TASK DESCRIPTION: Set down the data below once more, precisely as it reads.

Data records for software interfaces
☆ ☆ ☆

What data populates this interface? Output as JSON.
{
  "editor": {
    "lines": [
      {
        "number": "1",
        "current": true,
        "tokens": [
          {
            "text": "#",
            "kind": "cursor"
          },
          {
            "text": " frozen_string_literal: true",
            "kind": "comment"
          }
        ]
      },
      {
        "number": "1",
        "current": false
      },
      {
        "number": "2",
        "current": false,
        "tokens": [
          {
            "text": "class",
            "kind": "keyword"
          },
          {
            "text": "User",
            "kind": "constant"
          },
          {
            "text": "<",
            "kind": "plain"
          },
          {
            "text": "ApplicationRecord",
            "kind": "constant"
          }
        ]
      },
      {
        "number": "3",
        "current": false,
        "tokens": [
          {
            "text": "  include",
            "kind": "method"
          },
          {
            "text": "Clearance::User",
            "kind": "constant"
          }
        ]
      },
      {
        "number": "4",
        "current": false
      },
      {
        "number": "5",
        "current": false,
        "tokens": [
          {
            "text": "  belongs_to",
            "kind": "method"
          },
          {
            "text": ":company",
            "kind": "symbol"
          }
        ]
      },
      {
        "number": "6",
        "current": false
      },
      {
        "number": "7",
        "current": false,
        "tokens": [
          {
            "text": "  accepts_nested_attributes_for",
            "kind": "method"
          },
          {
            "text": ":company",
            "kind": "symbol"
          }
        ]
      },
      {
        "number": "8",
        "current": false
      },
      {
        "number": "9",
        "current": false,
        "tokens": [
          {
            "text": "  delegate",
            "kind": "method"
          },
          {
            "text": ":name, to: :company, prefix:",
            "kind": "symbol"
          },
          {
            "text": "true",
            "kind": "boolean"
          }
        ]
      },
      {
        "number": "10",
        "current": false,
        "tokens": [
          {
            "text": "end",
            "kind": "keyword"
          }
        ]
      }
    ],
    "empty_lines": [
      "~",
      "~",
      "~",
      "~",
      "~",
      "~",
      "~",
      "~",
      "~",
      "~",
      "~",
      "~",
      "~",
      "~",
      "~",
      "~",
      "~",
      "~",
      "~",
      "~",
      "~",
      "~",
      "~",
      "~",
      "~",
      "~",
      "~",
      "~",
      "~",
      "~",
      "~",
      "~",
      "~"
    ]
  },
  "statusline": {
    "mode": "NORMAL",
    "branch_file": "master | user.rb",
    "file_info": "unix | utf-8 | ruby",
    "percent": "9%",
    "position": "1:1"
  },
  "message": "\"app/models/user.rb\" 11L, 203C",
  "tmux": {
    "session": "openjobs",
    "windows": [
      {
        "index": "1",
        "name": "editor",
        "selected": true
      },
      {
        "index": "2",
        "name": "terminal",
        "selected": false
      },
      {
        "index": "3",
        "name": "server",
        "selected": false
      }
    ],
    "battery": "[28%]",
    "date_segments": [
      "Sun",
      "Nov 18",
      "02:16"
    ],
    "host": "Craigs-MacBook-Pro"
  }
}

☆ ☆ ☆

WRITTEN RESPONSE:
What data populates this interface? Output as JSON.
{
  "editor": {
    "lines": [
      {
        "number": "1",
        "current": true,
        "tokens": [
          {
            "text": "#",
            "kind": "cursor"
          },
          {
            "text": " frozen_string_literal: true",
            "kind": "comment"
          }
        ]
      },
      {
        "number": "1",
        "current": false
      },
      {
        "number": "2",
        "current": false,
        "tokens": [
          {
            "text": "class",
            "kind": "keyword"
          },
          {
            "text": "User",
            "kind": "constant"
          },
          {
            "text": "<",
            "kind": "plain"
          },
          {
            "text": "ApplicationRecord",
            "kind": "constant"
          }
        ]
      },
      {
        "number": "3",
        "current": false,
        "tokens": [
          {
            "text": "  include",
            "kind": "method"
          },
          {
            "text": "Clearance::User",
            "kind": "constant"
          }
        ]
      },
      {
        "number": "4",
        "current": false
      },
      {
        "number": "5",
        "current": false,
        "tokens": [
          {
            "text": "  belongs_to",
            "kind": "method"
          },
          {
            "text": ":company",
            "kind": "symbol"
          }
        ]
      },
      {
        "number": "6",
        "current": false
      },
      {
        "number": "7",
        "current": false,
        "tokens": [
          {
            "text": "  accepts_nested_attributes_for",
            "kind": "method"
          },
          {
            "text": ":company",
            "kind": "symbol"
          }
        ]
      },
      {
        "number": "8",
        "current": false
      },
      {
        "number": "9",
        "current": false,
        "tokens": [
          {
            "text": "  delegate",
            "kind": "method"
          },
          {
            "text": ":name, to: :company, prefix:",
            "kind": "symbol"
          },
          {
            "text": "true",
            "kind": "boolean"
          }
        ]
      },
      {
        "number": "10",
        "current": false,
        "tokens": [
          {
            "text": "end",
            "kind": "keyword"
          }
        ]
      }
    ],
    "empty_lines": [
      "~",
      "~",
      "~",
      "~",
      "~",
      "~",
      "~",
      "~",
      "~",
      "~",
      "~",
      "~",
      "~",
      "~",
      "~",
      "~",
      "~",
      "~",
      "~",
      "~",
      "~",
      "~",
      "~",
      "~",
      "~",
      "~",
      "~",
      "~",
      "~",
      "~",
      "~",
      "~",
      "~"
    ]
  },
  "statusline": {
    "mode": "NORMAL",
    "branch_file": "master | user.rb",
    "file_info": "unix | utf-8 | ruby",
    "percent": "9%",
    "position": "1:1"
  },
  "message": "\"app/models/user.rb\" 11L, 203C",
  "tmux": {
    "session": "openjobs",
    "windows": [
      {
        "index": "1",
        "name": "editor",
        "selected": true
      },
      {
        "index": "2",
        "name": "terminal",
        "selected": false
      },
      {
        "index": "3",
        "name": "server",
        "selected": false
      }
    ],
    "battery": "[28%]",
    "date_segments": [
      "Sun",
      "Nov 18",
      "02:16"
    ],
    "host": "Craigs-MacBook-Pro"
  }
}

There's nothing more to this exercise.